■ **WHAT THIS TASK INVOLVES**:
When a line below contains the string "value", show that line.

┄┄┄┄┄┄┄┄┄┄┄┄┄┄┄┄┄┄┄┄

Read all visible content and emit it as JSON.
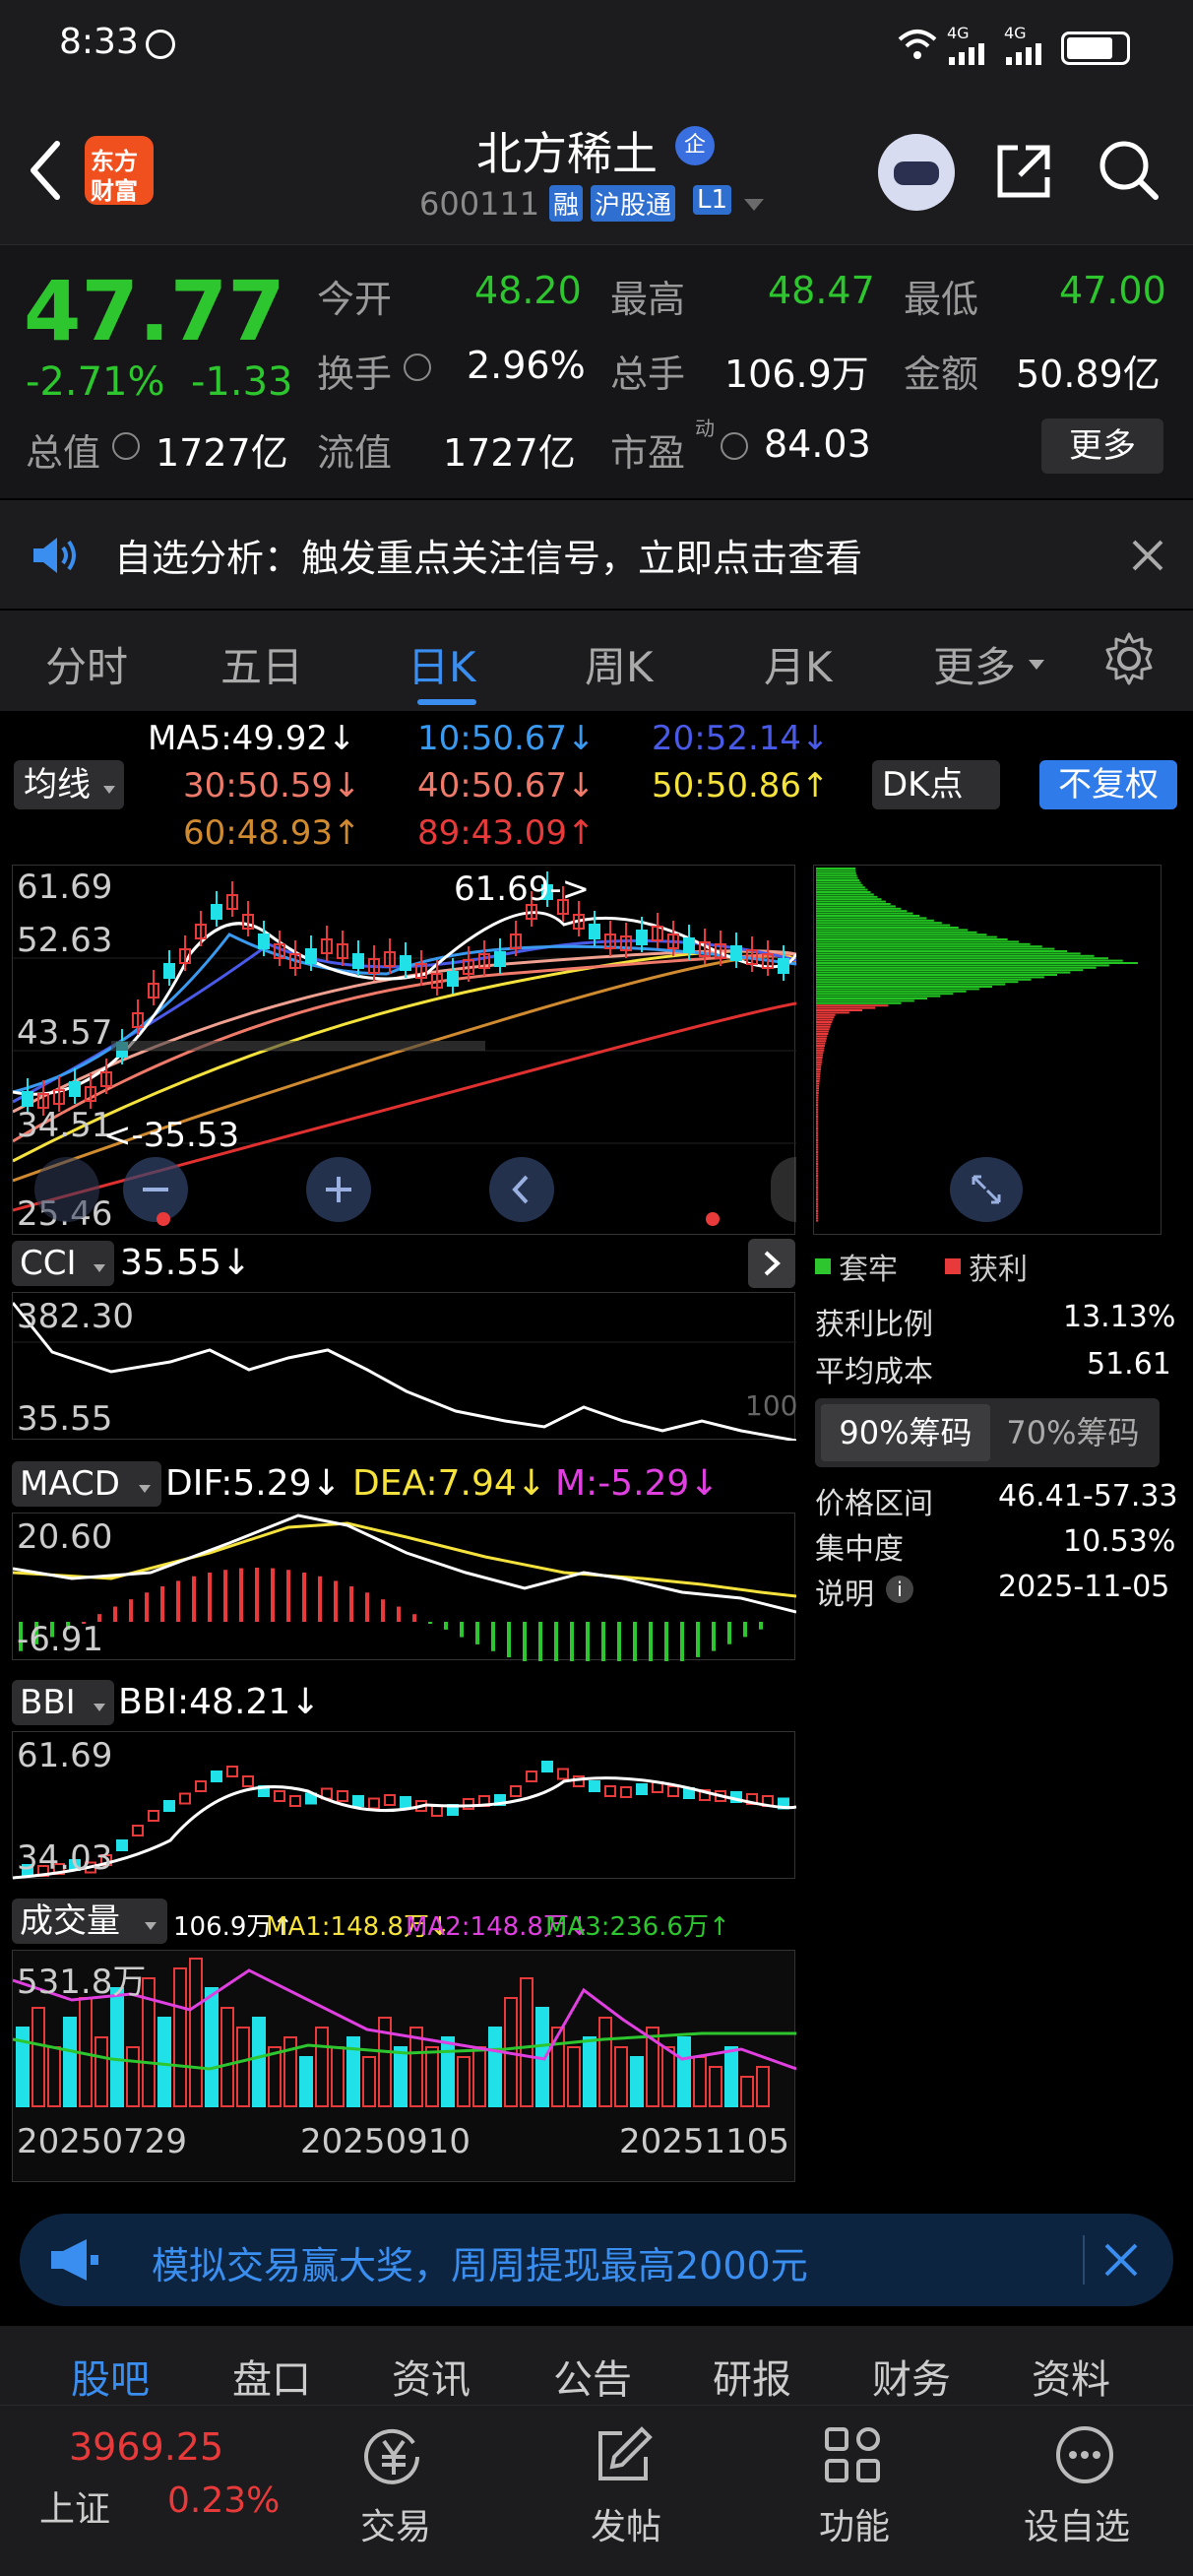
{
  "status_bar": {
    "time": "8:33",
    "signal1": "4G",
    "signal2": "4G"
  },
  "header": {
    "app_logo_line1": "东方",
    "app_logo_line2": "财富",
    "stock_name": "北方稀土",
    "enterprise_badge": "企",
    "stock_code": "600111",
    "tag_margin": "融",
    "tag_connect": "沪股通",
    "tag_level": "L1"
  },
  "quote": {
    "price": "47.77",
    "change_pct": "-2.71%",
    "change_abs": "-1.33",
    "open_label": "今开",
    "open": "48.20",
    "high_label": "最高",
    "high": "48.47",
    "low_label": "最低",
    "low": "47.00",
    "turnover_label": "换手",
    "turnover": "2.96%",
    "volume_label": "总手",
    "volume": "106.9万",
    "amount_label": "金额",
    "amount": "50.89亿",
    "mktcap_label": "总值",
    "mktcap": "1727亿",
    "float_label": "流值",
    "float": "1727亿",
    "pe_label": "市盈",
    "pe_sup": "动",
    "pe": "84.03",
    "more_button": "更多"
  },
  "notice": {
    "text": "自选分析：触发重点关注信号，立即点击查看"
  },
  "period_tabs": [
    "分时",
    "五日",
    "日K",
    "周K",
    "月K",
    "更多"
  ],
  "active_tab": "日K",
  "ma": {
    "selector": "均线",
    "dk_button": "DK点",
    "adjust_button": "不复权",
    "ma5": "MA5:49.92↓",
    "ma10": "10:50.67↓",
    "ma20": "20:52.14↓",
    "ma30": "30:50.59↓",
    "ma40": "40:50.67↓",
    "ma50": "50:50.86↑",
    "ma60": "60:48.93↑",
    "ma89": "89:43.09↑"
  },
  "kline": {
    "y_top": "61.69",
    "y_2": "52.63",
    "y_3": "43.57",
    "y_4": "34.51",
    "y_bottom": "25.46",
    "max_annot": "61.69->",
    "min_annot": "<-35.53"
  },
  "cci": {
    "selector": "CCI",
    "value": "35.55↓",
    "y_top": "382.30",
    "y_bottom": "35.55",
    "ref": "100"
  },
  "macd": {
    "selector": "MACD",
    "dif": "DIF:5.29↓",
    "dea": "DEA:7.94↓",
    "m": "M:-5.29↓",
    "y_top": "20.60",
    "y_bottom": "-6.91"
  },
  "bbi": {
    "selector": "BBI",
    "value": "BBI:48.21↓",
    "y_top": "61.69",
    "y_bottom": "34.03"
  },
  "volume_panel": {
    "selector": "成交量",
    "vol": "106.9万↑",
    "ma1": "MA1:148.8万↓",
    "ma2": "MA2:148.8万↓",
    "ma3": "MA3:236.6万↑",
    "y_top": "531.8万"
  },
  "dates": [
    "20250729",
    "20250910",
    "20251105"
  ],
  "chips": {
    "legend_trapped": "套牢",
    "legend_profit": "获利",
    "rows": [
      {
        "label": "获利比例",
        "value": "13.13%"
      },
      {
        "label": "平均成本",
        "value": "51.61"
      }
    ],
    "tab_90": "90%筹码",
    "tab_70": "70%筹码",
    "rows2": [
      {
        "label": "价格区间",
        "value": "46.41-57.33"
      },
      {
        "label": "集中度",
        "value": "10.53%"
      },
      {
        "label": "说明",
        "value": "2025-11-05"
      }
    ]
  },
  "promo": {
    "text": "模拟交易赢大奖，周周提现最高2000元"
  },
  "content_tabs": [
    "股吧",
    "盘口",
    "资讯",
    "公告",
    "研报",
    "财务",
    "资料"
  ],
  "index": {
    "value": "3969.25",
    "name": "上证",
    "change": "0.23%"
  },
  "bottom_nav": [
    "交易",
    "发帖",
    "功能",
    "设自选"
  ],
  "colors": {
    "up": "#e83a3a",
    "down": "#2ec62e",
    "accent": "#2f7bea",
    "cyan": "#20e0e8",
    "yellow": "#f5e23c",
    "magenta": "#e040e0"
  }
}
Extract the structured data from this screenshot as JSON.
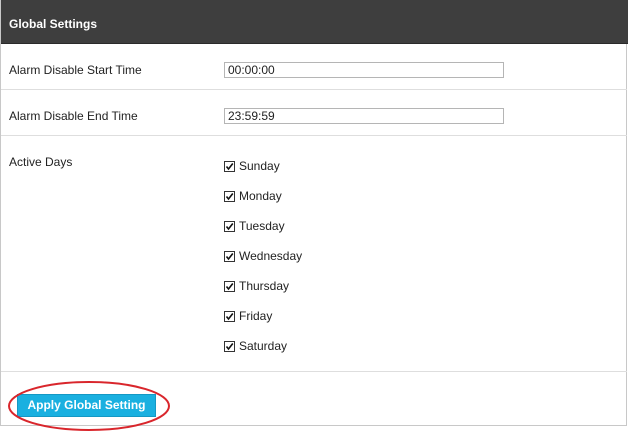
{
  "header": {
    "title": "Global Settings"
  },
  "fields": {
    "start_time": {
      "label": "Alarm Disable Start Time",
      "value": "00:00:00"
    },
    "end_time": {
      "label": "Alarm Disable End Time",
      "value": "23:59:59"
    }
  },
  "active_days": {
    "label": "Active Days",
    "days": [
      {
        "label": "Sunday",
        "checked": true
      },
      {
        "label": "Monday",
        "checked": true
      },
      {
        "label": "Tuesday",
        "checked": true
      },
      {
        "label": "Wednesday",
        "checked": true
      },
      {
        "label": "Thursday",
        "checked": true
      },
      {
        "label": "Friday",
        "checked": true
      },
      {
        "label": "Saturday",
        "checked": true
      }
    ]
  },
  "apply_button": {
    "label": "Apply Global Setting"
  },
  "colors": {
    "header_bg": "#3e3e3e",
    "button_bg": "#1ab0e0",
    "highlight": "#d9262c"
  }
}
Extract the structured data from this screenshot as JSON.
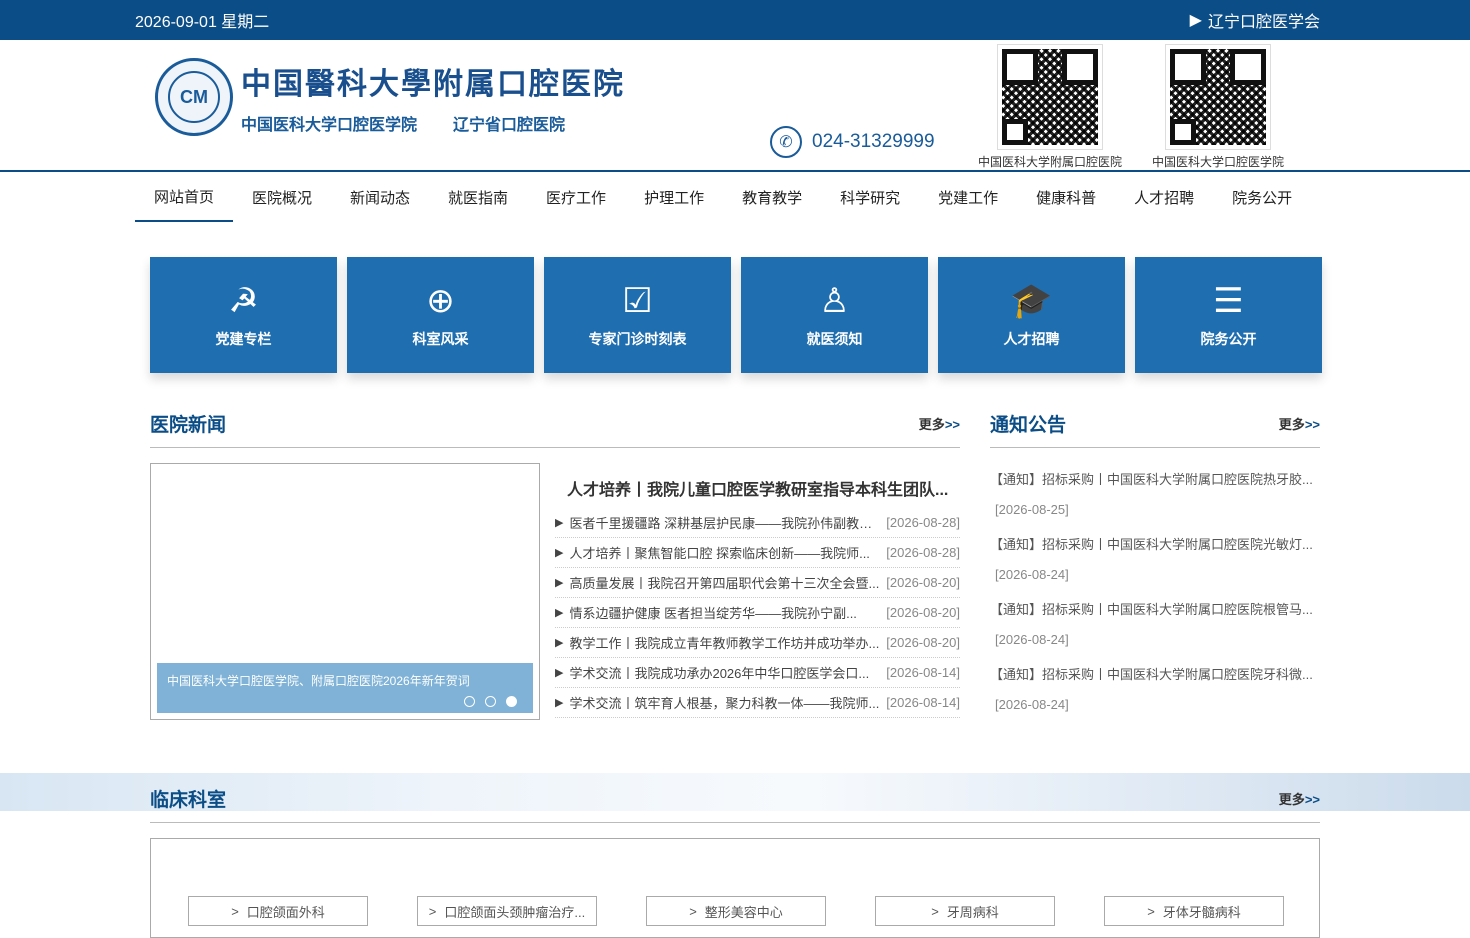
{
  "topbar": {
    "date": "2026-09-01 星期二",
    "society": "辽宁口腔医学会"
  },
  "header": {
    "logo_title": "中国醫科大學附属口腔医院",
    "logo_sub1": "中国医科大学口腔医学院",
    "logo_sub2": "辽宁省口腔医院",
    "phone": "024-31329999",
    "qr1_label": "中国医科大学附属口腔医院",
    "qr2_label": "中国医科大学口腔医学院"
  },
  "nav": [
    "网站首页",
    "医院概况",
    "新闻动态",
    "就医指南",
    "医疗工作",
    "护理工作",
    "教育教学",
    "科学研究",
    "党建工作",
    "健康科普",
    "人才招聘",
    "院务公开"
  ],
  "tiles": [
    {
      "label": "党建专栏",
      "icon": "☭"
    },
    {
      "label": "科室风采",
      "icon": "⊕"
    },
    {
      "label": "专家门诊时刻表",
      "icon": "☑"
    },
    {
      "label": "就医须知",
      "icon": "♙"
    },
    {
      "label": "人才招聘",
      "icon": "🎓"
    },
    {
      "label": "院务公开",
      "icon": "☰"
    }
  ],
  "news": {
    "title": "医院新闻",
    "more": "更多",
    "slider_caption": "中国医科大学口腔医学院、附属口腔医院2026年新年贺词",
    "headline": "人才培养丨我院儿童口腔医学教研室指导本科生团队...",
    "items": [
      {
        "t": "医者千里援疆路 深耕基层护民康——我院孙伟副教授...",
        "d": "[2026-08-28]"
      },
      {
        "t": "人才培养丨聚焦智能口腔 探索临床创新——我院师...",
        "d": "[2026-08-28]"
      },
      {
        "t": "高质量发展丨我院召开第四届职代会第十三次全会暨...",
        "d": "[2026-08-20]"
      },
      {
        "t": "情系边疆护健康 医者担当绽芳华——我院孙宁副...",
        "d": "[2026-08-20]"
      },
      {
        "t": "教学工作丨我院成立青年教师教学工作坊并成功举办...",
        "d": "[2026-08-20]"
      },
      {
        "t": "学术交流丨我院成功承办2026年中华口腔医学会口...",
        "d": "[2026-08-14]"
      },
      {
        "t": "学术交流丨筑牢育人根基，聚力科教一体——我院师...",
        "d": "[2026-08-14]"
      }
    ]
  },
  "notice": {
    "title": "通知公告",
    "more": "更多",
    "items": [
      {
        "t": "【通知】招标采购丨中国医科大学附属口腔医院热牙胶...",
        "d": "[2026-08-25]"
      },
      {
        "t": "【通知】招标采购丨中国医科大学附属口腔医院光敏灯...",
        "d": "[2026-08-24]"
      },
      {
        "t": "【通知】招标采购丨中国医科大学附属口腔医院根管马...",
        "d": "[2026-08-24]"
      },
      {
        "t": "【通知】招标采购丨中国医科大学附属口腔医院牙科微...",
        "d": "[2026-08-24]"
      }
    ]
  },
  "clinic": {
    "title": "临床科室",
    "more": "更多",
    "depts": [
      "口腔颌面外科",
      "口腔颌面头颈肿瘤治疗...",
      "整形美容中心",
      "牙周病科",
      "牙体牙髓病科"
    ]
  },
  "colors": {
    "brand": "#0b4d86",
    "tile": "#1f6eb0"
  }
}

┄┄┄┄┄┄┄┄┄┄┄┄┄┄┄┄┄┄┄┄

■ **EXERCISE RESULT**:
    "value": "35.55↓",
    "value": "BBI:48.21↓",
        "value": "13.13%"
        "value": "51.61"
        "value": "46.41-57.33"
        "value": "10.53%"
        "value": "2025-11-05"
    "value": "3969.25",
      "value": "00:00:00"
      "value": "23:59:59"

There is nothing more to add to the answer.